“I’d like to be sure that you have everything you need to continue to be successful in your job. At your convenience, let’s talk about my priorities for your work, and also about the key things you’re focusing on at this point. Don’t worry, this is not a formal performance review. And we’re having this talk for good reasons, not bad. I just want you have a clear roadmap for continued success. Before we get together, please list the three to five key things you are focused on at this point, the things that are taking up most of your time. Then we can compare notes to make sure that we’re in sync. No other preparation is necessary.”

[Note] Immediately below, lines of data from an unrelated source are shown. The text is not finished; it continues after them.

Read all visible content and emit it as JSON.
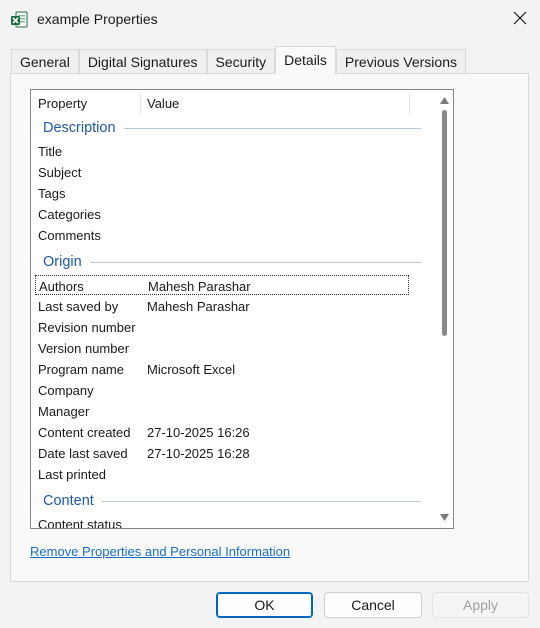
{
  "window": {
    "title": "example Properties"
  },
  "tabs": [
    {
      "label": "General",
      "active": false
    },
    {
      "label": "Digital Signatures",
      "active": false
    },
    {
      "label": "Security",
      "active": false
    },
    {
      "label": "Details",
      "active": true
    },
    {
      "label": "Previous Versions",
      "active": false
    }
  ],
  "list": {
    "columns": {
      "property": "Property",
      "value": "Value"
    },
    "groups": {
      "description": "Description",
      "origin": "Origin",
      "content": "Content"
    },
    "description_rows": [
      {
        "property": "Title",
        "value": ""
      },
      {
        "property": "Subject",
        "value": ""
      },
      {
        "property": "Tags",
        "value": ""
      },
      {
        "property": "Categories",
        "value": ""
      },
      {
        "property": "Comments",
        "value": ""
      }
    ],
    "origin_rows": [
      {
        "property": "Authors",
        "value": "Mahesh Parashar"
      },
      {
        "property": "Last saved by",
        "value": "Mahesh Parashar"
      },
      {
        "property": "Revision number",
        "value": ""
      },
      {
        "property": "Version number",
        "value": ""
      },
      {
        "property": "Program name",
        "value": "Microsoft Excel"
      },
      {
        "property": "Company",
        "value": ""
      },
      {
        "property": "Manager",
        "value": ""
      },
      {
        "property": "Content created",
        "value": "27-10-2025 16:26"
      },
      {
        "property": "Date last saved",
        "value": "27-10-2025 16:28"
      },
      {
        "property": "Last printed",
        "value": ""
      }
    ],
    "content_rows": [
      {
        "property": "Content status",
        "value": ""
      }
    ]
  },
  "remove_link": "Remove Properties and Personal Information",
  "buttons": {
    "ok": "OK",
    "cancel": "Cancel",
    "apply": "Apply"
  },
  "colors": {
    "accent": "#0067c0",
    "group_label": "#1e5aa8",
    "link": "#1a6fc4",
    "excel_green": "#1d6f42"
  },
  "icons": {
    "app": "excel-file-icon",
    "close": "close-icon",
    "scroll_up": "scroll-up-icon",
    "scroll_down": "scroll-down-icon"
  }
}
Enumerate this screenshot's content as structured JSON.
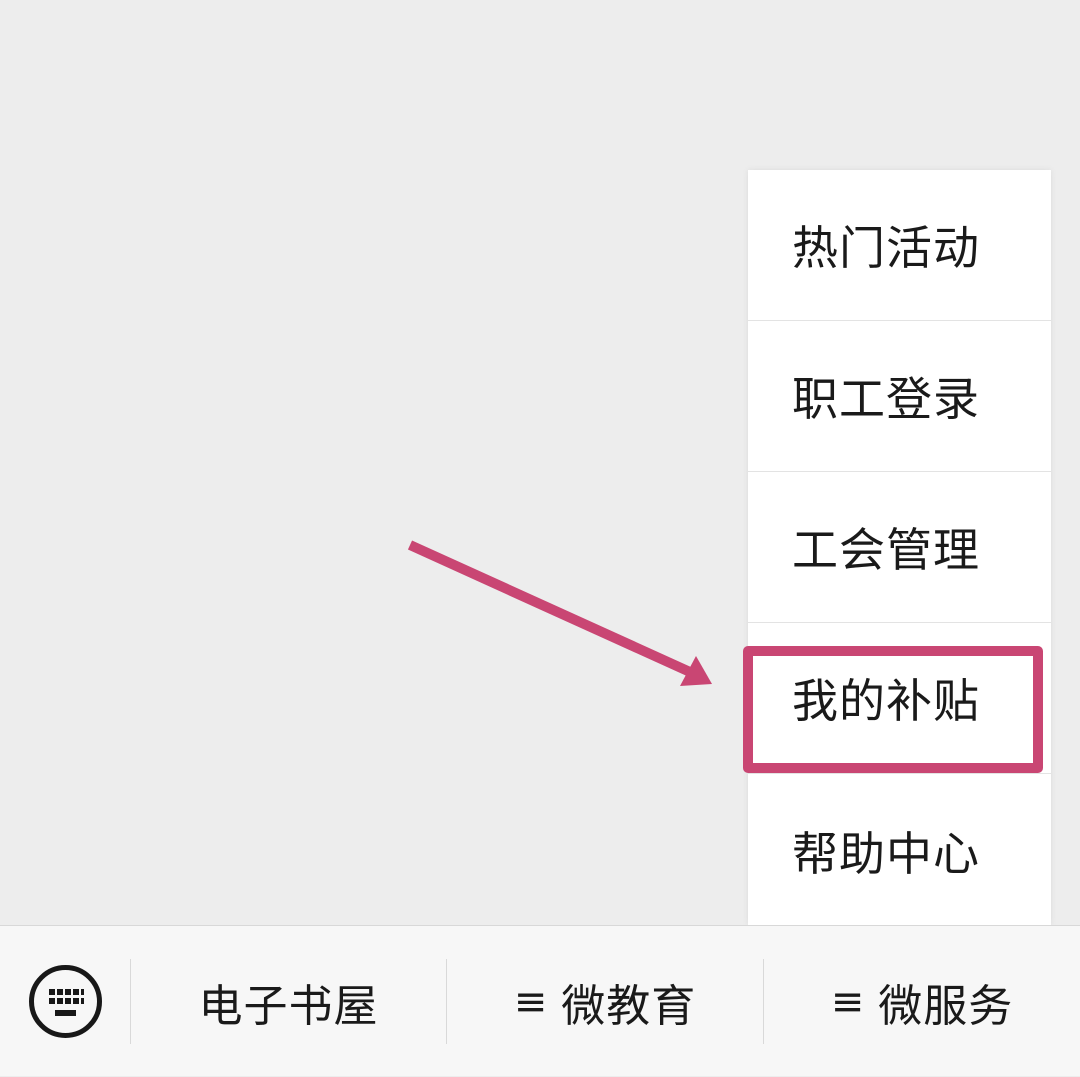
{
  "menu": {
    "items": [
      {
        "label": "热门活动"
      },
      {
        "label": "职工登录"
      },
      {
        "label": "工会管理"
      },
      {
        "label": "我的补贴"
      },
      {
        "label": "帮助中心"
      }
    ],
    "highlighted_index": 3
  },
  "annotation": {
    "color": "#c94673"
  },
  "bottom_bar": {
    "keyboard_icon": "keyboard-icon",
    "tabs": [
      {
        "label": "电子书屋",
        "has_submenu": false
      },
      {
        "label": "微教育",
        "has_submenu": true,
        "submenu_icon": "≡"
      },
      {
        "label": "微服务",
        "has_submenu": true,
        "submenu_icon": "≡"
      }
    ]
  }
}
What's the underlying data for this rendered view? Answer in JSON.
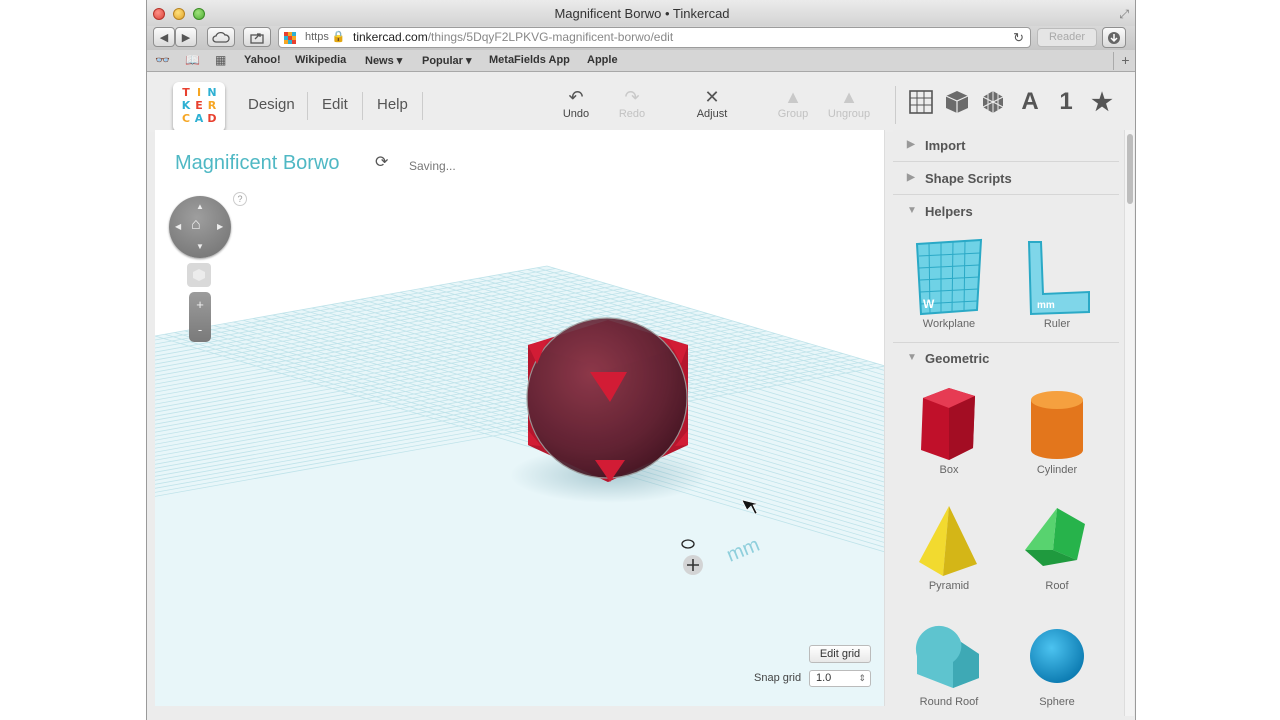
{
  "browser": {
    "window_title": "Magnificent Borwo • Tinkercad",
    "url_scheme": "https",
    "url_host": "tinkercad.com",
    "url_path": "/things/5DqyF2LPKVG-magnificent-borwo/edit",
    "reader_label": "Reader",
    "bookmarks": [
      "Yahoo!",
      "Wikipedia",
      "News ▾",
      "Popular ▾",
      "MetaFields App",
      "Apple"
    ]
  },
  "app": {
    "logo_letters": [
      "T",
      "I",
      "N",
      "K",
      "E",
      "R",
      "C",
      "A",
      "D"
    ],
    "logo_colors": [
      "#e8402f",
      "#f6a623",
      "#2eb0d3",
      "#2eb0d3",
      "#e8402f",
      "#f6a623",
      "#f6a623",
      "#2eb0d3",
      "#e8402f"
    ],
    "menu": [
      "Design",
      "Edit",
      "Help"
    ],
    "tools": {
      "undo": "Undo",
      "redo": "Redo",
      "adjust": "Adjust",
      "group": "Group",
      "ungroup": "Ungroup"
    },
    "view_icons": [
      "grid-view-icon",
      "box-view-icon",
      "sphere-view-icon",
      "text-view-icon",
      "number-view-icon",
      "star-view-icon"
    ],
    "view_text": {
      "letter": "A",
      "number": "1",
      "star": "★"
    }
  },
  "workspace": {
    "design_title": "Magnificent Borwo",
    "status": "Saving...",
    "help": "?",
    "zoom_in": "+",
    "zoom_out": "-",
    "unit_label": "mm",
    "edit_grid": "Edit grid",
    "snap_label": "Snap grid",
    "snap_value": "1.0",
    "colors": {
      "accent": "#4fb8c4",
      "grid": "#bfe3ea",
      "box": "#d3172e"
    }
  },
  "panel": {
    "sections": {
      "import": "Import",
      "shape_scripts": "Shape Scripts",
      "helpers": "Helpers",
      "geometric": "Geometric"
    },
    "helpers": [
      "Workplane",
      "Ruler"
    ],
    "shapes": [
      "Box",
      "Cylinder",
      "Pyramid",
      "Roof",
      "Round Roof",
      "Sphere"
    ],
    "workplane_tag": "W",
    "ruler_tag": "mm"
  }
}
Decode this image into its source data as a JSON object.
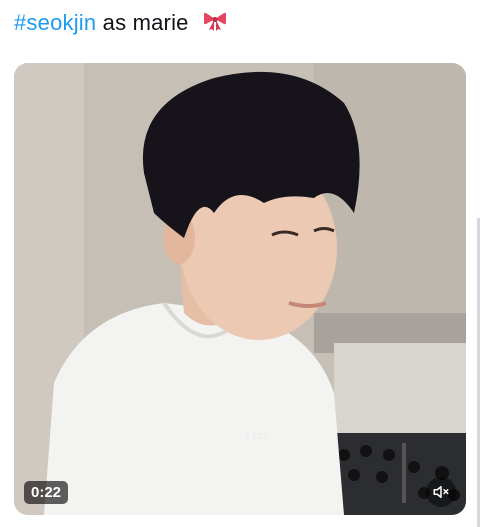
{
  "post": {
    "hashtag": "#seokjin",
    "text": "as marie",
    "emoji": "ribbon-icon"
  },
  "video": {
    "duration": "0:22",
    "watermark": "zjin",
    "muted": true
  },
  "colors": {
    "link": "#1d9bf0",
    "text": "#0f1419"
  }
}
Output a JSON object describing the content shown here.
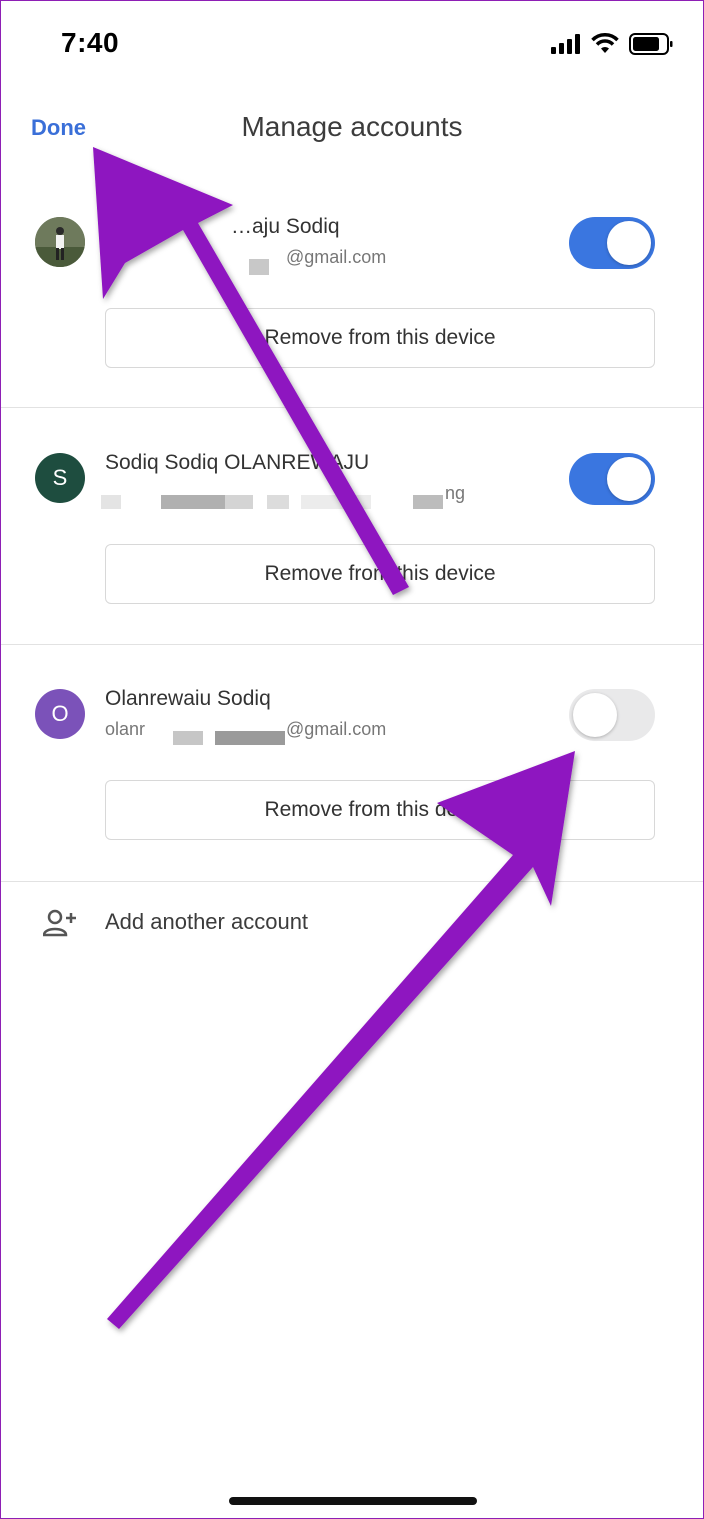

You need to give feedback to a subordinate who is having performance problems. You should be positive here, but don’t pull your punches. Even if you have not already addressed the shortcomings before, the chances are good that this person knows he or she is not performing at the level you expect. However, things need to be made explicit. Emphasize that you see this person as valuable and worth the effort to coach and develop, but that there need to be some changes. Also emphasize that if he or she is successful, you will be too. This means you have a vested interest in a positive outcome. Keep in mind Marshall Goldsmith’s ideas about feedforward (http://bit.ly/191fadX) rather than feedback. That is, don’t spend much time on his or her screw ups. Rather, communicate what success would look like in your eyes. Use the same general introductory format as above but stress that this is an opportunity for you to work together to achieve success. Set the tone that you’re providing coaching for future achievement and growth, rather than just critiquing the past.
The session should conclude with specific behavioral steps to help him or her to achieve success. Stay focused on behavior: what needs to be done, how it needs to be done, and why it needs to be done. And be sure to include checkpoints and time frames.
What to do with this information.
As a subordinate, the critique and insight you receive from these sessions should be central to your career planning, skill development and ultimate success. It should have given you enough data to define your most important goals for growth. A general sequence for this would be as follows:
1. Decide on a few (no more than three at a time, please) key goals that will help ensure your success and make your life easier on the job. These goals should be of the SIMple variety – Specific, Important and Measurable (from One Page Talent Management — http://amzn.to/1m9b7FL).
2. Take inventory. What resources are available, and what obstacles are you likely to face? Take into account your primary strengths and how you can use them to help you achieve these goals. Also plan for how you will deal with the Resistance (capital R) that’s always an obstacle to positive growth and change. See Do the Work (http://amzn.to/1QVot58).
3. Develop strategies to achieve these goals and test them out in the real world.
4. Tweak your strategies in response to tangible results and feedback from these efforts.
5. Iterate. Keep the process going to achieve new and/or modified goals.
As a leader, try to play more the role of coach and mentor. That is, help your people to work within the above goal-setting/accomplishment structure towards a positive outcome. Check out the references above for insights and tools for doing this.
Good communications are essential to success in any organization. No matter how diligent you are about communications, things tend to fall through the cracks and people get lax after a while. It takes sustained and continued effort to make sure that everybody has the information they need to be successful. The 3 x 5 conversation can help keep the lines open and can help create a culture of growth and positive achievement. This tool is deceptively simple and easy to use, but it’s not a one-time fix. It’s something you’ll need to rely on consistently over time for maximum impact and benefit.